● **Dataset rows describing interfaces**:
========================

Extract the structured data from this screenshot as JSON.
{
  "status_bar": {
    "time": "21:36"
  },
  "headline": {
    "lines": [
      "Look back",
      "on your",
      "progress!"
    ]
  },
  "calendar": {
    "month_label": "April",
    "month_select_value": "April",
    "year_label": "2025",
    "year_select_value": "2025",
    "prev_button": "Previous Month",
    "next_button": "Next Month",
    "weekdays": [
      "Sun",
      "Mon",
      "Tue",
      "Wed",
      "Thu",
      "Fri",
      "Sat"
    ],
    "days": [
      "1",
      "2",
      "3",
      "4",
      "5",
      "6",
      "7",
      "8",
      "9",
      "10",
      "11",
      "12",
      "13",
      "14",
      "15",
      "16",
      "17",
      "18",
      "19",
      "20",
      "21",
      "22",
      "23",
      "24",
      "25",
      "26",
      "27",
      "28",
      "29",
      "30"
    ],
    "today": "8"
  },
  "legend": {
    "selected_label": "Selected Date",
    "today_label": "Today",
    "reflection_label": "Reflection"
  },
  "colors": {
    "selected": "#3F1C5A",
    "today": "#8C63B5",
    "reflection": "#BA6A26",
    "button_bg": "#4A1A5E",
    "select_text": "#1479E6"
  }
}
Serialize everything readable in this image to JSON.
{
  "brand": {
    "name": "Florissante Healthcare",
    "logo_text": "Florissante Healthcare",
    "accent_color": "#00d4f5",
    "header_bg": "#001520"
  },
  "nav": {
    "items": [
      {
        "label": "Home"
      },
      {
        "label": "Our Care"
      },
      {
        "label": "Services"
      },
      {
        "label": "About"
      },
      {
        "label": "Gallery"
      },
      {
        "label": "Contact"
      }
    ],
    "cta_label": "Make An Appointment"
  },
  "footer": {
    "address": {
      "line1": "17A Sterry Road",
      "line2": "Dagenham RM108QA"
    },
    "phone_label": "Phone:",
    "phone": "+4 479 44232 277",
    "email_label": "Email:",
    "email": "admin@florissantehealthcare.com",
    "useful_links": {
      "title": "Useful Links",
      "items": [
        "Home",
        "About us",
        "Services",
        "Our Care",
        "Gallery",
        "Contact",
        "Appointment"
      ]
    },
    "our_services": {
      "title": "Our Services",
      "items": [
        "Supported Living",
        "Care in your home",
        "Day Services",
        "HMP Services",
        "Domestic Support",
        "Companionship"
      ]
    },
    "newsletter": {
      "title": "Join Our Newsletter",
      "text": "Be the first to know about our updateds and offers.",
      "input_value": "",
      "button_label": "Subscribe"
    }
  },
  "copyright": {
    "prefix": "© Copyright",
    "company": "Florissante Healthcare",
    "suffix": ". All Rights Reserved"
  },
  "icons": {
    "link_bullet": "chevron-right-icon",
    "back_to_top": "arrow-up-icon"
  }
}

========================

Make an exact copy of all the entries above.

● **Written reply**:
Extract the structured data from this screenshot as JSON.
{
  "status_bar": {
    "time": "21:36"
  },
  "headline": {
    "lines": [
      "Look back",
      "on your",
      "progress!"
    ]
  },
  "calendar": {
    "month_label": "April",
    "month_select_value": "April",
    "year_label": "2025",
    "year_select_value": "2025",
    "prev_button": "Previous Month",
    "next_button": "Next Month",
    "weekdays": [
      "Sun",
      "Mon",
      "Tue",
      "Wed",
      "Thu",
      "Fri",
      "Sat"
    ],
    "days": [
      "1",
      "2",
      "3",
      "4",
      "5",
      "6",
      "7",
      "8",
      "9",
      "10",
      "11",
      "12",
      "13",
      "14",
      "15",
      "16",
      "17",
      "18",
      "19",
      "20",
      "21",
      "22",
      "23",
      "24",
      "25",
      "26",
      "27",
      "28",
      "29",
      "30"
    ],
    "today": "8"
  },
  "legend": {
    "selected_label": "Selected Date",
    "today_label": "Today",
    "reflection_label": "Reflection"
  },
  "colors": {
    "selected": "#3F1C5A",
    "today": "#8C63B5",
    "reflection": "#BA6A26",
    "button_bg": "#4A1A5E",
    "select_text": "#1479E6"
  }
}
Serialize everything readable in this image to JSON.
{
  "brand": {
    "name": "Florissante Healthcare",
    "logo_text": "Florissante Healthcare",
    "accent_color": "#00d4f5",
    "header_bg": "#001520"
  },
  "nav": {
    "items": [
      {
        "label": "Home"
      },
      {
        "label": "Our Care"
      },
      {
        "label": "Services"
      },
      {
        "label": "About"
      },
      {
        "label": "Gallery"
      },
      {
        "label": "Contact"
      }
    ],
    "cta_label": "Make An Appointment"
  },
  "footer": {
    "address": {
      "line1": "17A Sterry Road",
      "line2": "Dagenham RM108QA"
    },
    "phone_label": "Phone:",
    "phone": "+4 479 44232 277",
    "email_label": "Email:",
    "email": "admin@florissantehealthcare.com",
    "useful_links": {
      "title": "Useful Links",
      "items": [
        "Home",
        "About us",
        "Services",
        "Our Care",
        "Gallery",
        "Contact",
        "Appointment"
      ]
    },
    "our_services": {
      "title": "Our Services",
      "items": [
        "Supported Living",
        "Care in your home",
        "Day Services",
        "HMP Services",
        "Domestic Support",
        "Companionship"
      ]
    },
    "newsletter": {
      "title": "Join Our Newsletter",
      "text": "Be the first to know about our updateds and offers.",
      "input_value": "",
      "button_label": "Subscribe"
    }
  },
  "copyright": {
    "prefix": "© Copyright",
    "company": "Florissante Healthcare",
    "suffix": ". All Rights Reserved"
  },
  "icons": {
    "link_bullet": "chevron-right-icon",
    "back_to_top": "arrow-up-icon"
  }
}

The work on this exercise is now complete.